(Extracted records)
-=-=-

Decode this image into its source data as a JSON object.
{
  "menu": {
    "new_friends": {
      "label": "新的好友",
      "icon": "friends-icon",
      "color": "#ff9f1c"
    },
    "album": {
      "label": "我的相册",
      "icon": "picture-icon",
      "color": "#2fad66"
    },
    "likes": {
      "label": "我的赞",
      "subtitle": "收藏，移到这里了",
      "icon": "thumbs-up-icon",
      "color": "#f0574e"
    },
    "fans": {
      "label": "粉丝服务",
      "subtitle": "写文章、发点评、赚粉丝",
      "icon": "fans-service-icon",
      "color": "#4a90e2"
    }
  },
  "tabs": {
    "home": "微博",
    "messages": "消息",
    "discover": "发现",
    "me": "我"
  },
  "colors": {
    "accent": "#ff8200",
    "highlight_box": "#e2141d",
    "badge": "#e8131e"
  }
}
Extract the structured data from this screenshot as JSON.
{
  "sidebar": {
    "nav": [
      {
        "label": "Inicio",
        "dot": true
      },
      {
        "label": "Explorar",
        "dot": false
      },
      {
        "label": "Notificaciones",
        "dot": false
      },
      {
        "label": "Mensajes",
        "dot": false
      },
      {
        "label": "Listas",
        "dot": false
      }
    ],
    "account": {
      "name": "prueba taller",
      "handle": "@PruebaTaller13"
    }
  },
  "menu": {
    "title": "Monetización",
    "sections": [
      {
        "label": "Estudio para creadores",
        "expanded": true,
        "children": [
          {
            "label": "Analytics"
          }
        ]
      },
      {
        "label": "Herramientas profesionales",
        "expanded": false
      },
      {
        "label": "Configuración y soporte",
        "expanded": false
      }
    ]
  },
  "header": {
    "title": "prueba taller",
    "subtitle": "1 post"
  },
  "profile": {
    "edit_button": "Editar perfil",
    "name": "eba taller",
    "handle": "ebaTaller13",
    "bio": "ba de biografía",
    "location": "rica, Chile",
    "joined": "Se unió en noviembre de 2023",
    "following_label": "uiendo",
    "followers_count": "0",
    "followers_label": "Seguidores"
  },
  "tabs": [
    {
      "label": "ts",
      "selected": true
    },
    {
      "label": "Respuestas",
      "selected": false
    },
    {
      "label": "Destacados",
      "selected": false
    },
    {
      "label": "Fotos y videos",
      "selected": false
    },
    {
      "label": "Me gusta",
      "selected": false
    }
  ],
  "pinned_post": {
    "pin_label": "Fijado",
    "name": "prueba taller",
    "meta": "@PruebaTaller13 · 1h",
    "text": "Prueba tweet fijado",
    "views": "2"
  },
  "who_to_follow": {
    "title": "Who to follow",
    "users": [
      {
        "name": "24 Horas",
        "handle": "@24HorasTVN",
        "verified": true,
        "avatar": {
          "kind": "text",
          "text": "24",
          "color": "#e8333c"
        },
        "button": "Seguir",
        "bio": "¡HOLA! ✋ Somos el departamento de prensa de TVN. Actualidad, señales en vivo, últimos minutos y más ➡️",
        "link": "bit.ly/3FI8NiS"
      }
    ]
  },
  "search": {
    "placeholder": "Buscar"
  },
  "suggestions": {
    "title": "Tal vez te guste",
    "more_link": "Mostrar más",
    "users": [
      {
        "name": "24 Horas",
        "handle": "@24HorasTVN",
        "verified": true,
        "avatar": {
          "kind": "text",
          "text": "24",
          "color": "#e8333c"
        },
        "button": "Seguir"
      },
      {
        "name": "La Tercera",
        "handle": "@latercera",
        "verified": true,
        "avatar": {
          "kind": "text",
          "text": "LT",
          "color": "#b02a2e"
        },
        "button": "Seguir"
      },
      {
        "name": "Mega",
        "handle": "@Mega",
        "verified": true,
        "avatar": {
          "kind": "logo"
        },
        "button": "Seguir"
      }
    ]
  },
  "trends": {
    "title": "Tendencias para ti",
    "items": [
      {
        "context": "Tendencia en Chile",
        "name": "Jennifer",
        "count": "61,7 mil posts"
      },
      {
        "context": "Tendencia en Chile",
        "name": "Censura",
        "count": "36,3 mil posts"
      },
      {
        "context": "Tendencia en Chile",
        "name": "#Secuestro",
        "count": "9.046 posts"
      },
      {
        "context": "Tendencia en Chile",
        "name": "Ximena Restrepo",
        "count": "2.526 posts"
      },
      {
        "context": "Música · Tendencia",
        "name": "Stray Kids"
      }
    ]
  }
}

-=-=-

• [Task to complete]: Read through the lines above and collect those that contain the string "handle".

• [Answer section]:
      "handle": "@PruebaTaller13"
    "handle": "ebaTaller13",
        "handle": "@24HorasTVN",
        "handle": "@24HorasTVN",
        "handle": "@latercera",
        "handle": "@Mega",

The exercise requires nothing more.